Data to use Start Marker

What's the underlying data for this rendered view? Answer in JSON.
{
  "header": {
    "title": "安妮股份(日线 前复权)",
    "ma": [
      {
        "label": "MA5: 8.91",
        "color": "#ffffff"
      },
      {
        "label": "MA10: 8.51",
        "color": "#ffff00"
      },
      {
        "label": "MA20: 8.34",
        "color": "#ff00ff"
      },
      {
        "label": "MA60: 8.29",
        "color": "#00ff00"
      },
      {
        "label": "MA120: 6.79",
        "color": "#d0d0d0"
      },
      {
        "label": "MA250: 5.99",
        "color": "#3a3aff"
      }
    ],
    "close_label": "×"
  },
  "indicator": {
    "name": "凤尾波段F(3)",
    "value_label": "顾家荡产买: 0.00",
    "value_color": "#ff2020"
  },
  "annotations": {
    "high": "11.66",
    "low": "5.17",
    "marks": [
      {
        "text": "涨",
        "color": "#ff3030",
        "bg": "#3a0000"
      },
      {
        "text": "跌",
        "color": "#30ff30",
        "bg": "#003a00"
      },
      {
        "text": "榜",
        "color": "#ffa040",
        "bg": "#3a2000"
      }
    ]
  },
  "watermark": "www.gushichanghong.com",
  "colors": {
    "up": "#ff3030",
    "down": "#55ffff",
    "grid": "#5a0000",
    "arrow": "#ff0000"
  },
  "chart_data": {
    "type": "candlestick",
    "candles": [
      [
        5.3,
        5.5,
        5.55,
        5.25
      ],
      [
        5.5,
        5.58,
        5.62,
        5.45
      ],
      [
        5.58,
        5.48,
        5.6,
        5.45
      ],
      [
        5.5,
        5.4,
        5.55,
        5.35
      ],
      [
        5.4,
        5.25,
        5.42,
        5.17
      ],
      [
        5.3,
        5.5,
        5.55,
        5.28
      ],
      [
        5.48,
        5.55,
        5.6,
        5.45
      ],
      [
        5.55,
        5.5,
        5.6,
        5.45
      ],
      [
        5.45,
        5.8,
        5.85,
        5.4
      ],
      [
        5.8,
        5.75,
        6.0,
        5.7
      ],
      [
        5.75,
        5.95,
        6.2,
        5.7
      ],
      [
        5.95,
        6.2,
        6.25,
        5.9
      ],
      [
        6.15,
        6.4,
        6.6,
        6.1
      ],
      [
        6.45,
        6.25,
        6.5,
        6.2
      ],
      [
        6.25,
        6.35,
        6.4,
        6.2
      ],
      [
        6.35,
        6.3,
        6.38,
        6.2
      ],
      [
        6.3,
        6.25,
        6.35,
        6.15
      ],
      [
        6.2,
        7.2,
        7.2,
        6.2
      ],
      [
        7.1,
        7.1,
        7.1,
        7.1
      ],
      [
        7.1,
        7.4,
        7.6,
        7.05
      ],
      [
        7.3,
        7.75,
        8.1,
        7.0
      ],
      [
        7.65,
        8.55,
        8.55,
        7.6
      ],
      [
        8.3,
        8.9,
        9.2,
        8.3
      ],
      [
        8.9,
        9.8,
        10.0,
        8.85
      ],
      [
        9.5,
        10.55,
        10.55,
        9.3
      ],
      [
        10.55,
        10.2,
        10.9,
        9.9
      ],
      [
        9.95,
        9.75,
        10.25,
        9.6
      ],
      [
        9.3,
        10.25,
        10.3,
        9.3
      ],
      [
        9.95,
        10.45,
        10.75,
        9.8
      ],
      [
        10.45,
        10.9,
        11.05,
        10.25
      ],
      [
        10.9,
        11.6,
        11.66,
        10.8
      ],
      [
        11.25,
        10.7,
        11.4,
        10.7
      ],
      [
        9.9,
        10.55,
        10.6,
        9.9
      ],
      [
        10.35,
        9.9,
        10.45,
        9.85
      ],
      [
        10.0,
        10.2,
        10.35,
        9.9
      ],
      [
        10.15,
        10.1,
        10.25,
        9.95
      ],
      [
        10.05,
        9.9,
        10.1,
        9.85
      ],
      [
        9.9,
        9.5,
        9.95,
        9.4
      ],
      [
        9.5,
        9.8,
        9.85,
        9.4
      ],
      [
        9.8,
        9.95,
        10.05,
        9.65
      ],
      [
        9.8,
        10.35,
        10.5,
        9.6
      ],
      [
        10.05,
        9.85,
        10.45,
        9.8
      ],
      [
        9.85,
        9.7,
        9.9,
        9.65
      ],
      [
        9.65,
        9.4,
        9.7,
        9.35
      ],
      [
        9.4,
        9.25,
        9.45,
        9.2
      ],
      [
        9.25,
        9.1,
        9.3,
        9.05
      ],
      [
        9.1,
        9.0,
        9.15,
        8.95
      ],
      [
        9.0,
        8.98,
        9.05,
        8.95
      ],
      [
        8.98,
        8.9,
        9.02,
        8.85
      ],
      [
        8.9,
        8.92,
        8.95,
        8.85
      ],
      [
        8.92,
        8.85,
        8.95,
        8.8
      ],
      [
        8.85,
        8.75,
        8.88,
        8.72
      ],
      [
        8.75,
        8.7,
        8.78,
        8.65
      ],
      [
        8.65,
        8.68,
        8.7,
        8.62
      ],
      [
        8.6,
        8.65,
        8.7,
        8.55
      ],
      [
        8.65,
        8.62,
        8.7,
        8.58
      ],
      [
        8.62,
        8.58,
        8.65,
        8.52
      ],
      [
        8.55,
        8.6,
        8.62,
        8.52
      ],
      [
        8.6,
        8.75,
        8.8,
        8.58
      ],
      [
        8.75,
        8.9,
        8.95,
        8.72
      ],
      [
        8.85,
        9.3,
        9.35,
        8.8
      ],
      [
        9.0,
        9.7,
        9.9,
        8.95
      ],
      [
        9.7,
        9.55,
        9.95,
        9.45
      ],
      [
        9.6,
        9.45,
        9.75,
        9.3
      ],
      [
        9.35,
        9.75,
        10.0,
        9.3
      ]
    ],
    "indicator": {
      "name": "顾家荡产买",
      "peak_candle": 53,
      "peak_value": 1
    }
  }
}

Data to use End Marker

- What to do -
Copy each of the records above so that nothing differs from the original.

- Written reply -
What's the underlying data for this rendered view? Answer in JSON.
{
  "header": {
    "title": "安妮股份(日线 前复权)",
    "ma": [
      {
        "label": "MA5: 8.91",
        "color": "#ffffff"
      },
      {
        "label": "MA10: 8.51",
        "color": "#ffff00"
      },
      {
        "label": "MA20: 8.34",
        "color": "#ff00ff"
      },
      {
        "label": "MA60: 8.29",
        "color": "#00ff00"
      },
      {
        "label": "MA120: 6.79",
        "color": "#d0d0d0"
      },
      {
        "label": "MA250: 5.99",
        "color": "#3a3aff"
      }
    ],
    "close_label": "×"
  },
  "indicator": {
    "name": "凤尾波段F(3)",
    "value_label": "顾家荡产买: 0.00",
    "value_color": "#ff2020"
  },
  "annotations": {
    "high": "11.66",
    "low": "5.17",
    "marks": [
      {
        "text": "涨",
        "color": "#ff3030",
        "bg": "#3a0000"
      },
      {
        "text": "跌",
        "color": "#30ff30",
        "bg": "#003a00"
      },
      {
        "text": "榜",
        "color": "#ffa040",
        "bg": "#3a2000"
      }
    ]
  },
  "watermark": "www.gushichanghong.com",
  "colors": {
    "up": "#ff3030",
    "down": "#55ffff",
    "grid": "#5a0000",
    "arrow": "#ff0000"
  },
  "chart_data": {
    "type": "candlestick",
    "candles": [
      [
        5.3,
        5.5,
        5.55,
        5.25
      ],
      [
        5.5,
        5.58,
        5.62,
        5.45
      ],
      [
        5.58,
        5.48,
        5.6,
        5.45
      ],
      [
        5.5,
        5.4,
        5.55,
        5.35
      ],
      [
        5.4,
        5.25,
        5.42,
        5.17
      ],
      [
        5.3,
        5.5,
        5.55,
        5.28
      ],
      [
        5.48,
        5.55,
        5.6,
        5.45
      ],
      [
        5.55,
        5.5,
        5.6,
        5.45
      ],
      [
        5.45,
        5.8,
        5.85,
        5.4
      ],
      [
        5.8,
        5.75,
        6.0,
        5.7
      ],
      [
        5.75,
        5.95,
        6.2,
        5.7
      ],
      [
        5.95,
        6.2,
        6.25,
        5.9
      ],
      [
        6.15,
        6.4,
        6.6,
        6.1
      ],
      [
        6.45,
        6.25,
        6.5,
        6.2
      ],
      [
        6.25,
        6.35,
        6.4,
        6.2
      ],
      [
        6.35,
        6.3,
        6.38,
        6.2
      ],
      [
        6.3,
        6.25,
        6.35,
        6.15
      ],
      [
        6.2,
        7.2,
        7.2,
        6.2
      ],
      [
        7.1,
        7.1,
        7.1,
        7.1
      ],
      [
        7.1,
        7.4,
        7.6,
        7.05
      ],
      [
        7.3,
        7.75,
        8.1,
        7.0
      ],
      [
        7.65,
        8.55,
        8.55,
        7.6
      ],
      [
        8.3,
        8.9,
        9.2,
        8.3
      ],
      [
        8.9,
        9.8,
        10.0,
        8.85
      ],
      [
        9.5,
        10.55,
        10.55,
        9.3
      ],
      [
        10.55,
        10.2,
        10.9,
        9.9
      ],
      [
        9.95,
        9.75,
        10.25,
        9.6
      ],
      [
        9.3,
        10.25,
        10.3,
        9.3
      ],
      [
        9.95,
        10.45,
        10.75,
        9.8
      ],
      [
        10.45,
        10.9,
        11.05,
        10.25
      ],
      [
        10.9,
        11.6,
        11.66,
        10.8
      ],
      [
        11.25,
        10.7,
        11.4,
        10.7
      ],
      [
        9.9,
        10.55,
        10.6,
        9.9
      ],
      [
        10.35,
        9.9,
        10.45,
        9.85
      ],
      [
        10.0,
        10.2,
        10.35,
        9.9
      ],
      [
        10.15,
        10.1,
        10.25,
        9.95
      ],
      [
        10.05,
        9.9,
        10.1,
        9.85
      ],
      [
        9.9,
        9.5,
        9.95,
        9.4
      ],
      [
        9.5,
        9.8,
        9.85,
        9.4
      ],
      [
        9.8,
        9.95,
        10.05,
        9.65
      ],
      [
        9.8,
        10.35,
        10.5,
        9.6
      ],
      [
        10.05,
        9.85,
        10.45,
        9.8
      ],
      [
        9.85,
        9.7,
        9.9,
        9.65
      ],
      [
        9.65,
        9.4,
        9.7,
        9.35
      ],
      [
        9.4,
        9.25,
        9.45,
        9.2
      ],
      [
        9.25,
        9.1,
        9.3,
        9.05
      ],
      [
        9.1,
        9.0,
        9.15,
        8.95
      ],
      [
        9.0,
        8.98,
        9.05,
        8.95
      ],
      [
        8.98,
        8.9,
        9.02,
        8.85
      ],
      [
        8.9,
        8.92,
        8.95,
        8.85
      ],
      [
        8.92,
        8.85,
        8.95,
        8.8
      ],
      [
        8.85,
        8.75,
        8.88,
        8.72
      ],
      [
        8.75,
        8.7,
        8.78,
        8.65
      ],
      [
        8.65,
        8.68,
        8.7,
        8.62
      ],
      [
        8.6,
        8.65,
        8.7,
        8.55
      ],
      [
        8.65,
        8.62,
        8.7,
        8.58
      ],
      [
        8.62,
        8.58,
        8.65,
        8.52
      ],
      [
        8.55,
        8.6,
        8.62,
        8.52
      ],
      [
        8.6,
        8.75,
        8.8,
        8.58
      ],
      [
        8.75,
        8.9,
        8.95,
        8.72
      ],
      [
        8.85,
        9.3,
        9.35,
        8.8
      ],
      [
        9.0,
        9.7,
        9.9,
        8.95
      ],
      [
        9.7,
        9.55,
        9.95,
        9.45
      ],
      [
        9.6,
        9.45,
        9.75,
        9.3
      ],
      [
        9.35,
        9.75,
        10.0,
        9.3
      ]
    ],
    "indicator": {
      "name": "顾家荡产买",
      "peak_candle": 53,
      "peak_value": 1
    }
  }
}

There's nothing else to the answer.